Margaret doesn’t tell people what she does. “My husband is very supportive and my family and close friends know but I don’t do this for recognition.”

Margaret says her gift is the ability to sit still and quiet and through that she has been able to share special moments with those she has comforted.

“For me to be asked to be alongside someone when they are dying is a great privilege. It is about letting them know someone cares, there was companionship even at the end.”

Margaret provides her time in an on call way. She always begins by introducing herself to the patient and making sure they are not distressed by her presence and then she simply sits. “I don’t talk very much, simply reassuring when I do. Sometimes I hold their hand, sometimes not. One man I did not touch but every ten minutes or so he would turn his head and open his eyes looking at me. We built up a comfortable time of companionship. One lady held and stroked my hand for a few hours, I felt most humbled in that she appeared to be ministering to me!

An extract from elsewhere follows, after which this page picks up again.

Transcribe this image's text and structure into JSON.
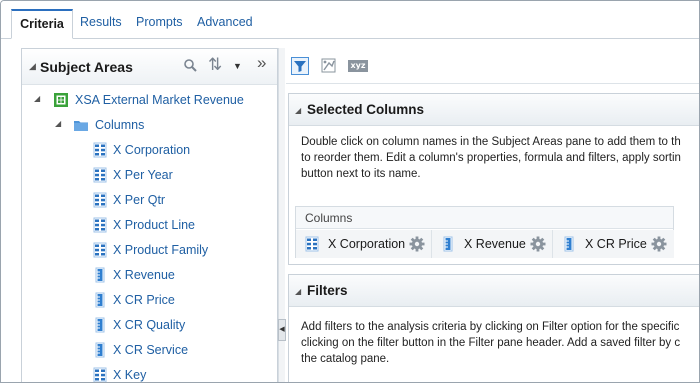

“Doing this involves a deep level of listening to another person. To read the signs if they are uncomfortable or agitated, to gauge if they want to have their hand held, to reassure them.”

Margaret says everyone’s final moments are unique. “Some people seem to wait until they are alone to pass and other when they are with others. Some of the people I sit with are not all alone in life but their loved ones are far away and can’t make it in time.”

Margaret says many times the patient is stunned and all she does is ask them how they are feeling. “Sometimes they don’t know initially and all we do is talk. On one occasion I held a man’s hand for over an hour in silence while he just cried. It was just about giving him the freedom and comfort to do that.”

At the moment, Margaret is the only volunteer to provide this service in the hospital, although the chaplaincy team carry out the role when requested.

Hospital Chaplain Revd Mark Richards said: “Margaret does not sing her own praises but her work deserves to be recognised. We felt it was important to talk about this so those people who are alone or have no family nearby may take comfort in knowing that it does not mean there will be no one to care.

“While we are the pastoral team and while Margaret is a person of faith, this is not about religion. It is about bringing comfort and companionship to those people who wish it as they face bad news or their time of passing.”